our surname search is often motivated by the desire to preserve and keep
sacrosanct our family lineage. Acronyms amplify this sacral quest, attaching
meaning which refines and purifies the family heritage. For discussions
along this line, one ought to consult Richard Kalmin, "Genealogy and
Polemics in Rabbinic Literature of Late Antiquity," in HUCA LXVII, 1996:
77-94 relating to Palestinian and Babylonian rabbis and sages and the issue
of genealogical blemishes. But perhaps the last word comes >from the mouth of
Socrates who warns that "if a person goes on analyzing names into words
[include acronyms - PK], and inquir[es] also into the elements out of which
the words are formed, and keeps on always repeating this process. . .[s/he]
must at last give up the inquiry in despair." Cratylus 421 d-e.

Paul King
Jerusalem

MODERATOR NOTE: Thanks Paul for your comprehensive summary,
members are asked to reply to Paul in private.


Rosenfeld in Kalev #hungary

Susan Stone <momteller@...>
 

Diane,
My gggf was Yaakov Rosenfeld >from NagyKallo (Kalev).
I was just there last month and visited the shrine
above the grave of the Kalever Rebbe. I don't know
his name but maybe it is your relative. Someone on
the listserve will surely know. My gggf is buried
next to this shrine, according to relatives, and he
was the rebbe's assistant. Offline, please let me
know who your Rosenfeld relative is.

Susan STone
Evanston, IL

Susan Stone
Storyteller
847 328-8159
www.storytelling.org/Stone


LDS Filming and Cataloguing of Hungarian and Slovak Films #hungary

Bob Lenk
 

While in Salt Lake City for the IAJGS Conference I was able to make some
contact with a couple of staff persons at the Family History Library.
What I understand is:

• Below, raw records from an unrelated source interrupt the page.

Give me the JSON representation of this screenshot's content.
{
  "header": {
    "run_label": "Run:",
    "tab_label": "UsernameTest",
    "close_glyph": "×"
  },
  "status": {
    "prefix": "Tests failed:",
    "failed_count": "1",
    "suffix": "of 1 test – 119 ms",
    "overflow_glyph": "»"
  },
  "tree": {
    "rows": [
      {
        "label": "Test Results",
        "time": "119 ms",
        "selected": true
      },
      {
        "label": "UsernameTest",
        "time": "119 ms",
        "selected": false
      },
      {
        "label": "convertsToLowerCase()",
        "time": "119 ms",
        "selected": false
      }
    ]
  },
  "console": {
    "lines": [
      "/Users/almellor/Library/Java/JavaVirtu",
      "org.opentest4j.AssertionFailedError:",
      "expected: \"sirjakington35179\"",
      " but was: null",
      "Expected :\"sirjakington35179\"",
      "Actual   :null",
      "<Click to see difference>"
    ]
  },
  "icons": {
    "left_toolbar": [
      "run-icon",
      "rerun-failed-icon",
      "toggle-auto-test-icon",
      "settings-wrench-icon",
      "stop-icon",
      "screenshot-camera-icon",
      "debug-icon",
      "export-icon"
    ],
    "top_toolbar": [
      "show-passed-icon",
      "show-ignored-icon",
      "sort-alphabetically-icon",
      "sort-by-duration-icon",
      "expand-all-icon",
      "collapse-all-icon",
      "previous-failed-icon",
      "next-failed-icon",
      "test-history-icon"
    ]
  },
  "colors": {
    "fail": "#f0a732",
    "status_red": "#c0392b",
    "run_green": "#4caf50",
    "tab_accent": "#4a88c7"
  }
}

1) They are currently nearing completion of putting films >from Hungary
in the catalog. The person in charge expects this to be done by about
the end of August. [Note, I'm not sure whether there is any more
filming being done in Hungary. I only asked about Slovakia, and this
was extra information in the reply].

2) When they finish cataloging the Hungarian films, they will begin on
their backlog of Slovak films.

3) They are not done filming in Bratislava. They are filming towns in
alphabetical order. As of July 26 they were at Stara Tura. I was told
it would take "a few weeks or months" to get >from there to Stupava (a
specific town I asked about), so it will be some time till they finish.

4) I was told by a different person that because of the cataloging
backlog, they instituted a new process to create a quick catalog entry
as soon as a film is received. I passed this on to some folks at the
conference. THIS DOES NOT SEEM TO BE CORRECT (although I have not
gotten a definitive answer). I apologize for passing on incorrect
information.

Hopefully my sources are correct on the new information.

Bob Lenk
Greeley, Colorado, USA